SEATTLE -- All you need to know about the Red Sox' 12-4 loss to the Mariners, complete with BSJ analysis and insight.
Sale shelled: Red Sox ace Chris Sale was battered for seven runs in just three innings, allowing three homers, including two in the third inning. Through all of last season, Sale had just one game in which he allowed multiple homers (two against the Blue Jays on April 26). The big problem for Sale was poor command, especially with his fastball. That's rare indeed — ordinarily, Sale can spot his two-seamer and four-seamer with precision. But on Thursday, Sale gave up two of the homers on mislocated fastballs, and when those pitches weren't being hit out of the ballpark, they were causing him to fall into hitters' counts. His velocity wasn't in midseason form, but it was good enough and no different from a year ago when he was brilliant in seven innings in the 2018 season opener. Both Sale and Alex Cora insisted there was nothing physically wrong with the ace, which serves as some comfort to the club with just issued him a five-year, $145 million contract extension.
Bullpen offers little: The game was already in danger of getting away from the Sox by the time Sale left, with the Mariners enjoying a 7-2 lead. But things didn't get any better over the next few innings. Hector Velazquez gave up a solo homer in his second inning of work, then couldn't get through the sixth after two hits and a hit batsman loaded the bases. Later, Tyler Thornburg got two quick outs before he hit hard with a line double to left by Mitch Haniger and a two-run homer by Domingo Santana. Granted, the Sox weren't using their high-leverage relievers, but it would have been nice to keep the score more competitive to give the Sox a comeback chance in the late innings.
Betts comes out swinging: The Red Sox' reigning AL MVP wasted no time mashing the ball. Mookie Betts had a three-hit game with singles in the first, fifth and ninth innings Beyond that, however, the Red Sox weren't exactly explosive and they missed out on some chances to add on the early going. In the first, the Sox had a run in and runners at the corners with one out but couldn't score more than the solo run. It was more of the same in the second when a Seattle error and a single by Jackie Bradley Jr. resulted in two baserunners with no out. But the Sox came away with just one run, then didn't score again until the sixth when the game had long been decided.
Eduardo Nunez: It didn't take long for Nunez to demonstrate that he's far better physically than he was a year ago. In the second, he was on the front-end of a double steal, then scampered home later in the inning on a shallow flyout to left, sliding in ahead of the throw. Later, Nunez roped a double to center to lead off the sixth, driving the ball harder than he did most of last season.
J.D. Martinez: Martinez was a master run producer a year ago, driving in a major league-high 130 runs and he picked right up where he left off with his first at-bat.

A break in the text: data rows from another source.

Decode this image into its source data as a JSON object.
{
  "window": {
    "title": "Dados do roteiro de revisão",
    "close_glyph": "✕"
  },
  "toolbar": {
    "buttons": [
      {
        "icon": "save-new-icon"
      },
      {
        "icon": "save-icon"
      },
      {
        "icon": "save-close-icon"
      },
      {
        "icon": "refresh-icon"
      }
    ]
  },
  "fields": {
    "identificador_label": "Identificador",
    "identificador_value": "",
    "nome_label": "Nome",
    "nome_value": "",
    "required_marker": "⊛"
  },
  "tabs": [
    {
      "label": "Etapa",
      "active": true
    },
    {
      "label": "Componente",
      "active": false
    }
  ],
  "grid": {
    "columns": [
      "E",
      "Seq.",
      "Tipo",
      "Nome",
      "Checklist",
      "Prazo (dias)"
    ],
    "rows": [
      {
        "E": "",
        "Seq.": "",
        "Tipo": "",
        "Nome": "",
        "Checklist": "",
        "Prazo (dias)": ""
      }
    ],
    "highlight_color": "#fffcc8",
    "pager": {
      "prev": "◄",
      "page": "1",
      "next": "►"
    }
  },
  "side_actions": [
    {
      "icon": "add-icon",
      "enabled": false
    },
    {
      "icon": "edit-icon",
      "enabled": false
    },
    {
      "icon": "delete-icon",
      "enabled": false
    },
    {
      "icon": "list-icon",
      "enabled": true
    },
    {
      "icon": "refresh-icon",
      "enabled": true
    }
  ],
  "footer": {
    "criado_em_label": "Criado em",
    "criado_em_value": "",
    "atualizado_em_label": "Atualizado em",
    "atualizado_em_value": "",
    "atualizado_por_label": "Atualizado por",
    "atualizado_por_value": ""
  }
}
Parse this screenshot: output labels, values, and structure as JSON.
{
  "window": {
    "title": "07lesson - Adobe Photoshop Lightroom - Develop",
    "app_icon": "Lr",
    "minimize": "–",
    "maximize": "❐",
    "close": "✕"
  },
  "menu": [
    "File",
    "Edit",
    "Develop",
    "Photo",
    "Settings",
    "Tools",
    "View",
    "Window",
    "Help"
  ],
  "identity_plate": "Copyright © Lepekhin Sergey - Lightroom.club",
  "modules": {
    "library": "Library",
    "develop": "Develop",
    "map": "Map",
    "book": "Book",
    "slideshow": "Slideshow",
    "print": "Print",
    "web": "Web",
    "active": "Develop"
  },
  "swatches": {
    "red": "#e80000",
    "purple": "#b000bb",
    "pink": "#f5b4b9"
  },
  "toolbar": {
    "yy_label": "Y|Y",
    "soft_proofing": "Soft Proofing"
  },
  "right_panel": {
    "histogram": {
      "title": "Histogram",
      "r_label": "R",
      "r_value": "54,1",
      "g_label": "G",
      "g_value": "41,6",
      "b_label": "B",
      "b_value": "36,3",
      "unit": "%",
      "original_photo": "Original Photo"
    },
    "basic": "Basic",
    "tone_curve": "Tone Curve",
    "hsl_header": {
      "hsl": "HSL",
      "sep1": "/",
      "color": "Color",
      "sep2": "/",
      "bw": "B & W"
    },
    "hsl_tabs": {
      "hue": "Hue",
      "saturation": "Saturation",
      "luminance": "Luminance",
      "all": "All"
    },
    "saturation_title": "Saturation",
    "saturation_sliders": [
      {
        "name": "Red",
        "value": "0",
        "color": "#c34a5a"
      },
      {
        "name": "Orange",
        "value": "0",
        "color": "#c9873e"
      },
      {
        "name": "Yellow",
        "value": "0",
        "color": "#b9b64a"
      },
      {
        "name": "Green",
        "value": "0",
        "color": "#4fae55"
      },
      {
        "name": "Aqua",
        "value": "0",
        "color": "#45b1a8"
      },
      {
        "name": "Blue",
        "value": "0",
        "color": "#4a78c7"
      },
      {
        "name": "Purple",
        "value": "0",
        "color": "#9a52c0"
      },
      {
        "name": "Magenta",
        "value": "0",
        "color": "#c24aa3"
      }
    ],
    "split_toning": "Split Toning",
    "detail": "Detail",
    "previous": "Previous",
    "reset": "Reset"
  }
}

With two on and one out in the top of the first, Martinez muscled a single into left field, scoring Betts from second base to provide the Sox with a quick 1-0 lead. Martinez later added another single in the fifth.
Mitch Moreland: The first baseman had some ugly at-bats and stranded a total of four baserunners over the course of the game, going 0-for-3 with a walk.
Heath Hembree: Remember last year, when Hembree was so effective with inherited runners? That didn't translate to Thursday. He came in with the bases loaded and one out in relief of Velazquez in the sixth and promptly threw four straight balls to force in a run.
QUOTE OF NOTE
"Throw this one in the trash can.'' — Chris Sale on his first start of the season.
- The loss marked the first time the Red Sox had allowed double figures in runs on Opening Day since 2002.
- For the first time in 10 career starts, Sale didn't post a quality start.
- Betts has hit safely in each of his five Opening Day starts, batting .429 (9-for-21) in that span.
- In making his fifth straight Opening Day start in right field, Betts became the first member of the Red Sox to do since Dwight Evans, who started 10 straight from 1978-97.
The Red Sox and Mariners play the second game of the four-game series Friday night at 10:10, with RHP Nathan Eovaldi (6-7, 3.81 in 2018) vs. LHP Yusei Kikuchi (0-0, 1.93).